            We are writing to request information and a briefing on a recent decision (apparently partially rescinded since) by NATO and the U.S. Department of Defense to classify previously unclassified information relating to U.S. spending in Afghanistan.  The information at issue has long been unclassified, and was previously made public in quarterly reports by the Special Inspector General for Afghanistan Reconstruction (SIGAR).

On January 4, 2015, SIGAR was notified of the NATO-led Resolute Support Mission’s plan to begin classifying information SIGAR used previously in its role of evaluating waste, fraud and abuse in U.S. programs in Afghanistan.  In its most recent quarterly report to Congress on January 30, 2015, SIGAR wrote:

The classification of this volume of data for SIGAR’s quarterly report is unprecedented.  The decision leaves SIGAR for the first time in six years unable to publicly report on most of the U.S.-taxpayer-funded efforts to build, train, equip, and sustain the [Afghan National Security Forces].[1]

According to SIGAR’s report, details on the number of Afghan police and soldiers, absenteeism, anti-corruption initiatives, and even literacy training would be available only as part of a classified annex to which very few congressional staff have access.[2]

The Department’s justification for this decision was explained by Resolute Support Commander General John F. Campbell, who wrote:

While I cannot comment upon the precise reason why certain information was considered unclassified in the past, I can advise that given the risks that continue to exist to our forces and those of Afghanistan, I have directed that sensitive operational information or related materials, that could be used by those who threaten the force, or Afghan forces, be classified at the appropriate level.[3]

After making inquiries about this decision, Committee staff was informed that General Campbell recently told SIGAR about a partial reversal of the classification decision.  On February 2, 2015, the New York Times reported that “basic data” would be declassified but certain key information would remain classified, such as readiness assessments of Afghan force capabilities.[4]  It remains unclear which categories of information that were previously unclassified will continue to be classified.

The safety and security of U.S. and NATO forces in Afghanistan are paramount.  However, inappropriately classifying information severely restricts the ability of Congress to conduct meaningful oversight and impairs the ability of the American people to know how billions of their taxpayer dollars are being spent in Afghanistan.

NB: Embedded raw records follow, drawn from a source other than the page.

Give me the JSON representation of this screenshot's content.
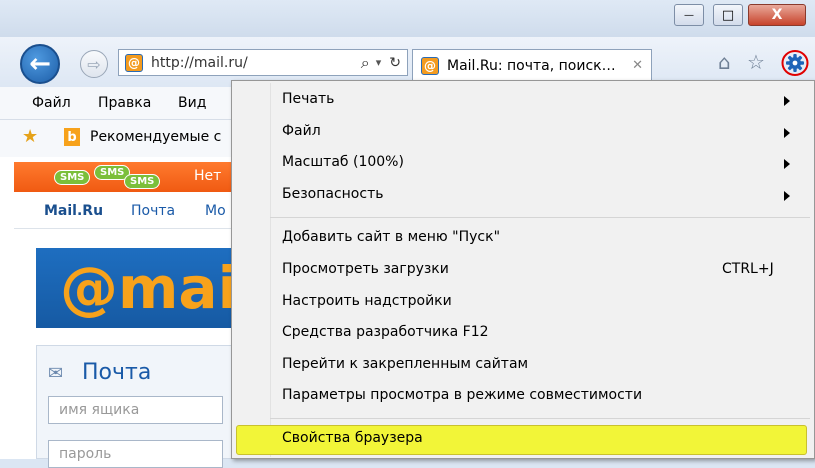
{
  "window": {
    "minimize": "—",
    "maximize": "□",
    "close": "X"
  },
  "nav": {
    "address": "http://mail.ru/",
    "tab_title": "Mail.Ru: почта, поиск…",
    "tab_close": "✕",
    "back_glyph": "←",
    "fwd_glyph": "⇨",
    "search_glyph": "⌕",
    "dropdown_glyph": "▾",
    "refresh_glyph": "↻",
    "favicon": "@"
  },
  "menubar": {
    "items": [
      "Файл",
      "Правка",
      "Вид"
    ]
  },
  "favorites": {
    "suggested": "Рекомендуемые с"
  },
  "page": {
    "sms": [
      "SMS",
      "SMS",
      "SMS"
    ],
    "banner_text": "Нет",
    "nav_links": [
      "Mail.Ru",
      "Почта",
      "Мо"
    ],
    "logo": "@mai",
    "mail_title": "Почта",
    "mailbox_placeholder": "имя ящика",
    "password_placeholder": "пароль"
  },
  "context_menu": {
    "items": [
      {
        "label": "Печать",
        "submenu": true
      },
      {
        "label": "Файл",
        "submenu": true
      },
      {
        "label": "Масштаб (100%)",
        "submenu": true
      },
      {
        "label": "Безопасность",
        "submenu": true
      },
      {
        "label": "Добавить сайт в меню \"Пуск\""
      },
      {
        "label": "Просмотреть загрузки",
        "shortcut": "CTRL+J"
      },
      {
        "label": "Настроить надстройки"
      },
      {
        "label": "Средства разработчика F12"
      },
      {
        "label": "Перейти к закрепленным сайтам"
      },
      {
        "label": "Параметры просмотра в режиме совместимости"
      },
      {
        "label": "Свойства браузера",
        "highlighted": true
      }
    ]
  },
  "colors": {
    "accent_highlight": "#f2f538",
    "gear_circle": "#e00000",
    "brand_orange": "#f05a12"
  }
}
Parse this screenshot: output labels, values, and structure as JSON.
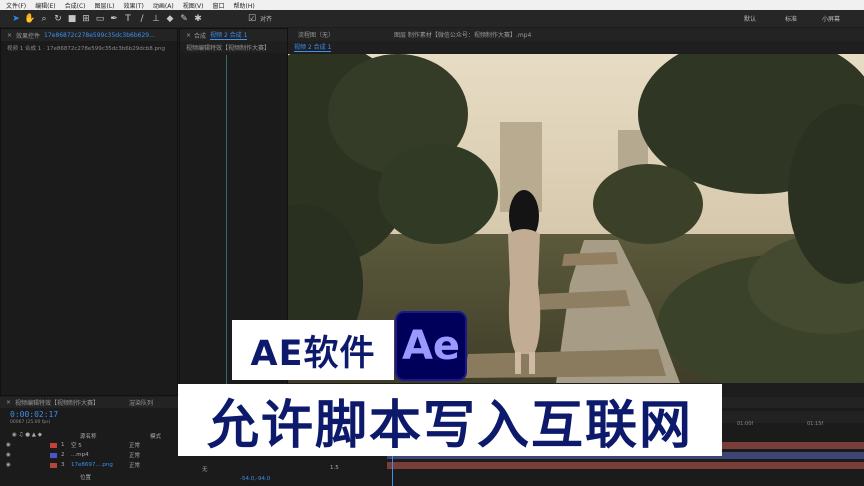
{
  "menu": [
    "文件(F)",
    "编辑(E)",
    "合成(C)",
    "图层(L)",
    "效果(T)",
    "动画(A)",
    "视图(V)",
    "窗口",
    "帮助(H)"
  ],
  "toolbar": {
    "snap_label": "对齐",
    "workspaces": [
      "默认",
      "标准",
      "小屏幕"
    ]
  },
  "left_panel": {
    "tab": "效果控件",
    "tab_file": "17e86872c278e599c35dc3b6b629...",
    "subtitle": "视频 1 合成 1 · 17e86872c278e599c35dc3b6b29dcb8.png"
  },
  "center": {
    "tabs": [
      "合成",
      "视频 2 合成 1"
    ],
    "subtabs": [
      "视频编辑特效【视频制作大赛】",
      "视频 2 合成 1"
    ],
    "flow_label": "流程图（无）",
    "layer_tab": "图层 制作素材【微信公众号：视频制作大赛】.mp4"
  },
  "overlay": {
    "line1": "AE软件",
    "logo": "Ae",
    "line2": "允许脚本写入互联网"
  },
  "timeline": {
    "tab": "视频编辑特效【视频制作大赛】",
    "render_tab": "渲染队列",
    "timecode": "0:00:02:17",
    "frames": "00067 (25.00 fps)",
    "col_name": "源名称",
    "col_mode": "模式",
    "rows": [
      {
        "num": "1",
        "name": "空 5",
        "mode": "正常",
        "color": "#c4413b"
      },
      {
        "num": "2",
        "name": "...mp4",
        "mode": "正常",
        "color": "#4a55c7"
      },
      {
        "num": "3",
        "name": "17e8697....png",
        "mode": "正常",
        "color": "#b8433d"
      }
    ],
    "property": "位置",
    "prop_value": "-54.0,-94.0",
    "mode_none": "无",
    "stretch": "1.5",
    "ruler": [
      "00s",
      "00:15f",
      "01:00f",
      "01:15f"
    ]
  }
}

For these reasons, we request an inventory of the specific items that were previously unclassified, but are now classified due to the recent decision.  The Committee also requests a briefing on these actions and the current status of any decision to classify previously unclassified information relating to Afghanistan.  Additionally, the briefing should include the Department’s plans to ensure that over classification of information does not impair the proper oversight of U.S. assistance in Afghanistan.  If you have any questions, please contact Sang Yi of the Majority’s staff at (202) 225-5074 or Valerie Shen of the Minority’s staff at (202) 225-5051.  Thank you for your consideration of this request.

Sincerely,

 

            Rep. Jason Chaffetz                                          Rep. Elijah E. Cummings

            Chairman                                                          Ranking Member

 

 

 

            Rep. Ron DeSantis                                           Rep. Stephen F. Lynch

            Chairman                                                          Ranking Member

            Subcommittee on National Security                   Subcommittee on National Security

 

 

[1] Special Inspector General for Afghanistan Reconstruction, Quarterly Report to the United States Congress, at 94 (Jan. 30, 2015).

[2] Id. at 197-202.

[3] Memorandum from General John F. Campbell, Commander, Resolute Support Mission, to John F. Sopko, Special Inspector General for Afghanistan Reconstruction (Jan. 18, 2015).

[4] Matthew Rosenberg, U.S. Declassifies Some Information on Afghan Forces, N.Y. Times, Feb. 2, 2015 available at www.nytimes.com/2015/02/03/world/asia/in-reversal-us-declassifies-data-on-afghan-army-and-police.html.

114th Congress